Aim of the exercise
On how many lines of the data below does the word "title" appear? Reply with the number only.

Input material
++++++++

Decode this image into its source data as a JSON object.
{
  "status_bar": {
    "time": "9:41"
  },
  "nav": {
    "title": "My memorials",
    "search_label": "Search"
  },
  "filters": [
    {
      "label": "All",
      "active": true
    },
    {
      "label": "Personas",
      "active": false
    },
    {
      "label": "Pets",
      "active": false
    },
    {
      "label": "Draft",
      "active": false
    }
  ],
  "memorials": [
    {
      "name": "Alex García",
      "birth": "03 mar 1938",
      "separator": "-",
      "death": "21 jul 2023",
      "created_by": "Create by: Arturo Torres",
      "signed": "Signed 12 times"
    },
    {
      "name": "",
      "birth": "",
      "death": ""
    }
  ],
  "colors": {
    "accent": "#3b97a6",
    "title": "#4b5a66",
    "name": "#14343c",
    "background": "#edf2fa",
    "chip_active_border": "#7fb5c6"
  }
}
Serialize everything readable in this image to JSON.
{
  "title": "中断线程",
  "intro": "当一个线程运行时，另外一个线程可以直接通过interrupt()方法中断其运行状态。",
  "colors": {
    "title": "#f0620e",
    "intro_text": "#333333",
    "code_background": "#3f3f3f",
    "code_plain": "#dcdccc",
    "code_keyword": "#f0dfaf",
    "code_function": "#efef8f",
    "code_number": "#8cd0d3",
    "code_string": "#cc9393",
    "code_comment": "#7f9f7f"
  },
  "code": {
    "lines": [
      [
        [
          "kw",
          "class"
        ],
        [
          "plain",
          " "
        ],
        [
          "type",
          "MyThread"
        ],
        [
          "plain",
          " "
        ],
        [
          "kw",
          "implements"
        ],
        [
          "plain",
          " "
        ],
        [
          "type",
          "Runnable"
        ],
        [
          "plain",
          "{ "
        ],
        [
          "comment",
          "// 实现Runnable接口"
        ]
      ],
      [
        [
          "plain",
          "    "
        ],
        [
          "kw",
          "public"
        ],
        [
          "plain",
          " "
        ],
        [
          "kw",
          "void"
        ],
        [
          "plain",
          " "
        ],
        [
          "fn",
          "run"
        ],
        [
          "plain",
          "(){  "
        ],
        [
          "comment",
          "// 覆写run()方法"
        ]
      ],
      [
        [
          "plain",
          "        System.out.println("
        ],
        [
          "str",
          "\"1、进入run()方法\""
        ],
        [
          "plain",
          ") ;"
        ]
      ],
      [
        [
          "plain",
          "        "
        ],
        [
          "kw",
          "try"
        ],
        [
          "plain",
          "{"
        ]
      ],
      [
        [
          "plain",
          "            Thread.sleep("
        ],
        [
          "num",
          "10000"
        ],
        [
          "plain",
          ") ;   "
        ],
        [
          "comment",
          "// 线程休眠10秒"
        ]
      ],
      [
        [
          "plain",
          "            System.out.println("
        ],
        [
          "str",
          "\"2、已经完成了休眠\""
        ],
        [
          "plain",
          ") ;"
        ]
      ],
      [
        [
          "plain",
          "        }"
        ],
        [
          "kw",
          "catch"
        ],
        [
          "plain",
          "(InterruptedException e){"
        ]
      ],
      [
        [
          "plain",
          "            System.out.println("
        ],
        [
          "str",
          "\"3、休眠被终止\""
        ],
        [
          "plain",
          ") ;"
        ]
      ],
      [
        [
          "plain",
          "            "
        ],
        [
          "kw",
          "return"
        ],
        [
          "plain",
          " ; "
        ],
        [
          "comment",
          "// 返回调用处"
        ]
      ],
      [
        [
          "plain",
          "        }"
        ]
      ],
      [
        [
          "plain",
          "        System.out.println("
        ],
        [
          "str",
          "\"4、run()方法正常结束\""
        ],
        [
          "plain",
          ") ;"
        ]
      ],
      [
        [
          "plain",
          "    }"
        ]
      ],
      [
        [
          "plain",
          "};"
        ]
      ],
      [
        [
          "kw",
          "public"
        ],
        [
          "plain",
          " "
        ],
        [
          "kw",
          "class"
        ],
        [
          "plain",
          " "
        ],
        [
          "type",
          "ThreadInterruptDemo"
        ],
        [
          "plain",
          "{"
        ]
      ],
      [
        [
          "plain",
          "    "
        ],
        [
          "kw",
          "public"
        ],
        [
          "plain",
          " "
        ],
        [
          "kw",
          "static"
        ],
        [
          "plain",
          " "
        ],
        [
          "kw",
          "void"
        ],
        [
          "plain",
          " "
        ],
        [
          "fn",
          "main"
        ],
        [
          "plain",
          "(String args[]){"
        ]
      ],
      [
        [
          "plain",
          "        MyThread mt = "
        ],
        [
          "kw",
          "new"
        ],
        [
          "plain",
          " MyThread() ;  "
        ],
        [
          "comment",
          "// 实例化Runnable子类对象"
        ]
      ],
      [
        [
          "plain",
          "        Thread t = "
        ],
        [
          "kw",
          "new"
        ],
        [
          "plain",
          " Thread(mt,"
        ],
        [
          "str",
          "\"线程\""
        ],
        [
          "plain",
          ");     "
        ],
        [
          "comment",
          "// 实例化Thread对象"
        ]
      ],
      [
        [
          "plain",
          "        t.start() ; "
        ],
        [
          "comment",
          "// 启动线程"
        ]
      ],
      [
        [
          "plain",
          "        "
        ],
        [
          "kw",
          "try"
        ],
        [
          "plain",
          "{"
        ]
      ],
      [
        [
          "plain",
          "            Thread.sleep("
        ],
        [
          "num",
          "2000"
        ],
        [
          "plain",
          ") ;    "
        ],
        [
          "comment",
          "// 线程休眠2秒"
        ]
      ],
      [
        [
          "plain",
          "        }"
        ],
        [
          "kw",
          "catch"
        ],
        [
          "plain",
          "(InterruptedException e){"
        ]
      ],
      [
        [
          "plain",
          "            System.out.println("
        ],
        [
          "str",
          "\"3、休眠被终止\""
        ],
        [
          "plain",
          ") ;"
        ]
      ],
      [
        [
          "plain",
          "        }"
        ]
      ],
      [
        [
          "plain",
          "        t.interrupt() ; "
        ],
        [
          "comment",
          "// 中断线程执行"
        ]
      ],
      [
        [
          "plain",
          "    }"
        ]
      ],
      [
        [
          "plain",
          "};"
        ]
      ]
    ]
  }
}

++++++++

Response for this exercise
4